Wes Anderson is a filmmaker truly adept at crafting an image. Every frame feels carefully composed, every camera angle considered. Watching a Wes Anderson film one gets the sense that they are truly witnessing his vision on screen and a story that is being told in the exact manner he wanted to tell it. Whether the movie is live-action or animated, Anderson is one of those auteurs whose work can be spotted a mile away.
This is not to say, however, that everyone need like that which Anderson puts on screen. There are a number of his films which, as much as I admirethem, I constantly find myself at an emotional distance. This is not the case though with his latest, a stop-motion feature entitled “Isle of Dogs.”
As is regularly the case, Anderson has once more put together an outstanding cast. This one featuring Bryan Cranston, Edward Norton, Scarlett Johansson, Tilda Swinton, Bill Murray, Greta Gerwig, Koyu Rankin, Jeff Goldblum, and just so many others. Nearly every time a character opens their mouth to speak, out pops a recognizable voice.
The story itself takes place in the near future and follows one boy, Atari (Rankin), who goes on a quest to find his dog, which has been quarantined along with all the other dogs in his city, Megasaki, on an island of trash. The reasons for this are complicated, told over the course of the film, and have an exceptionally long history, but the important bit for the purposes of this review is that it happens.
I could quickly become bogged down here in story specifics and spend paragraph after paragraph talking about the relationship between the dogs and how that affects their relationship with Atari. There is plenty of time that can be spent on the politics of Megasaki City and Trash Island. There are questions to be asked about the foreign exchange student, Tracy (Gerwig), and her relationship to Megasaki. There are long ruminations to be had about love and history and how groups come together.

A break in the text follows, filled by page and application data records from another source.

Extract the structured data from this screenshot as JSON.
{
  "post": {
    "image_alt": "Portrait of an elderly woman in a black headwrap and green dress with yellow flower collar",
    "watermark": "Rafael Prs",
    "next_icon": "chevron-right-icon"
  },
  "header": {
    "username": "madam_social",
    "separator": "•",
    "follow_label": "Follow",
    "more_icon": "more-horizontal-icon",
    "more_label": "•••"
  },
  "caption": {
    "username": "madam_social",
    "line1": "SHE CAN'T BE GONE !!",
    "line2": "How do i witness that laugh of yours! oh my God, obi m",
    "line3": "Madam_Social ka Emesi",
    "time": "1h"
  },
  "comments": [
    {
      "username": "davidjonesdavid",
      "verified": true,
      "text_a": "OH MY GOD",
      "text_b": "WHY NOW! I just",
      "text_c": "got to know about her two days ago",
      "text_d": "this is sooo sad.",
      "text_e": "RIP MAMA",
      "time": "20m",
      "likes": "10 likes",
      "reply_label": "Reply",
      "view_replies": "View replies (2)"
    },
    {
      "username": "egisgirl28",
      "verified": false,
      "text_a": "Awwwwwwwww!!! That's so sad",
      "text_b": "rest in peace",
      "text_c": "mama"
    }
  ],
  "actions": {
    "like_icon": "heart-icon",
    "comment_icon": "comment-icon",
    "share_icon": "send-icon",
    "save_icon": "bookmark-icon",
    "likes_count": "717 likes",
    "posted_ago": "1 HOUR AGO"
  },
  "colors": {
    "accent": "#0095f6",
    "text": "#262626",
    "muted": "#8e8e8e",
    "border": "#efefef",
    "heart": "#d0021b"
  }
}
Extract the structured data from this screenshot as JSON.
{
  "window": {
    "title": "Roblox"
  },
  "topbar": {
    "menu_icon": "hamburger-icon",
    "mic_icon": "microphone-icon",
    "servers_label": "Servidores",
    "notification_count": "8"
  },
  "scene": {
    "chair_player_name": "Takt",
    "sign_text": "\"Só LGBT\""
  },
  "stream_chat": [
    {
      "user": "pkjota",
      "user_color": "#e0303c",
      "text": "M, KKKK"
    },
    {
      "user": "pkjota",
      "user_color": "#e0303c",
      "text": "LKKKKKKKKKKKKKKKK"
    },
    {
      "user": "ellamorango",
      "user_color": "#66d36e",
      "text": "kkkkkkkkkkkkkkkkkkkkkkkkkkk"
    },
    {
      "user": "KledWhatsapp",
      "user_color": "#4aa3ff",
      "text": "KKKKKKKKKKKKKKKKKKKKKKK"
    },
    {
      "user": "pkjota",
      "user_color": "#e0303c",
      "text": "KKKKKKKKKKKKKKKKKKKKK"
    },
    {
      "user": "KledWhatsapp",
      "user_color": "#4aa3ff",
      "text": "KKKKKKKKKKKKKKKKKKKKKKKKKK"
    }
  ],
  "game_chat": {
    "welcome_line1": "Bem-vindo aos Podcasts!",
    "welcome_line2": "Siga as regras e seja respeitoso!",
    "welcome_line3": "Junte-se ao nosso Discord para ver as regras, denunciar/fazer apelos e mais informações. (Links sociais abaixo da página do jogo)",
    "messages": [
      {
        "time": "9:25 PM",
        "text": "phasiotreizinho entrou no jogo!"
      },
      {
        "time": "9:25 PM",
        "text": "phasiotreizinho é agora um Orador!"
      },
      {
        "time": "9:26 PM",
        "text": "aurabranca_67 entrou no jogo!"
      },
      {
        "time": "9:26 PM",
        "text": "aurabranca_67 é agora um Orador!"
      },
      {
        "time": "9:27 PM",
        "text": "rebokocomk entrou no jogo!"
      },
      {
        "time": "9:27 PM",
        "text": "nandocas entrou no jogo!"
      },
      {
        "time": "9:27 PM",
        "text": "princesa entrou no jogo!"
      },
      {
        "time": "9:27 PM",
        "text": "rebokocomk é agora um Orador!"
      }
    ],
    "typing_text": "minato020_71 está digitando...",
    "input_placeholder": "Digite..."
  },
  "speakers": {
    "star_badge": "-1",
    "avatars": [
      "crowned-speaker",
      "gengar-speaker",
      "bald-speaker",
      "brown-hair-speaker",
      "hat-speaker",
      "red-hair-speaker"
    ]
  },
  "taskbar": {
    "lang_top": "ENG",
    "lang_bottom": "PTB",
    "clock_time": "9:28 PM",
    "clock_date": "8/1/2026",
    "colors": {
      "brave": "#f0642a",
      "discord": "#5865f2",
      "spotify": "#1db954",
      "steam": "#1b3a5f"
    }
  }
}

These are all valid avenues that a review, or a think piece, could take. Rather than following any of them, what I would prefer to draw your attention to is the fact that these are indeed all valid avenues of study. Wes Anderson has loaded the film with comments and cogitations on each and every one of these areas, as well as others. “Isle of Dogs,” as with the rest of the Wes Anderson oeuvre, is an exceptionally well thought out piece of filmmaking.
As an example of this, look at the film’s use of the spoken word. Whenever someone speaks in English there is a reason for them to be doing so. Atari is only ever heard speaking Japanese, as is his Uncle, Mayor Kobayashi (Kunichi Nomura). To discern what the dogs are saying, their voices are rendered in English, not that they can understand Tracy or any of the characters who exist solely to translate Japanese into English.
Despite the film’s repeated use of Japanese, both spoken and written, all the necessary information is conveyed to an English speaking audience, there is never a fear of missing out on the story. There is, however, a definite sense that if one could read Japanese they may very well discover an extra joke or two.
The stop-motion animation (Anderson’s second film to be shot this way) used is nothing short of gorgeous. While the movements are not realistic (they assuredly are not meant to be), there is still a life-like feel imparted to the characters’ motions.
The movement of the fur on the dogs is particularly great, as are some of the dog/human fights, which cause massive balls of dust to erupt around the characters. Although we have seen scuffles depicted in such a manner before, there is something about it being reproduced here which makes it feel both like an homage and a unique occurrence.
Those who believe that Anderson’s tales are too cutesy (or “twee” if you prefer) will not be disabused of the notion here. “Isle of Dogs,” even when it deals with serious issues, does so with visuals that tend to lean in that direction. Would I classify the movie as being “cute?” Undoubtedly I would, but I wouldn’t say that it goes too far in that direction. It may feature dogs, but they are not puppies and they are not placed there for people to squee at.
Where exactly this movie may stand in a ranking of Wes Anderson films is debatable, but assuredly anyone who has ever enjoyed Anderson’s work will find something to like here, as will fans of animation. Beyond that, it is a good story told well, and one that will spark thoughtful discussion and questioning.
What more could one want?
photo credit: Fox Searchlight Films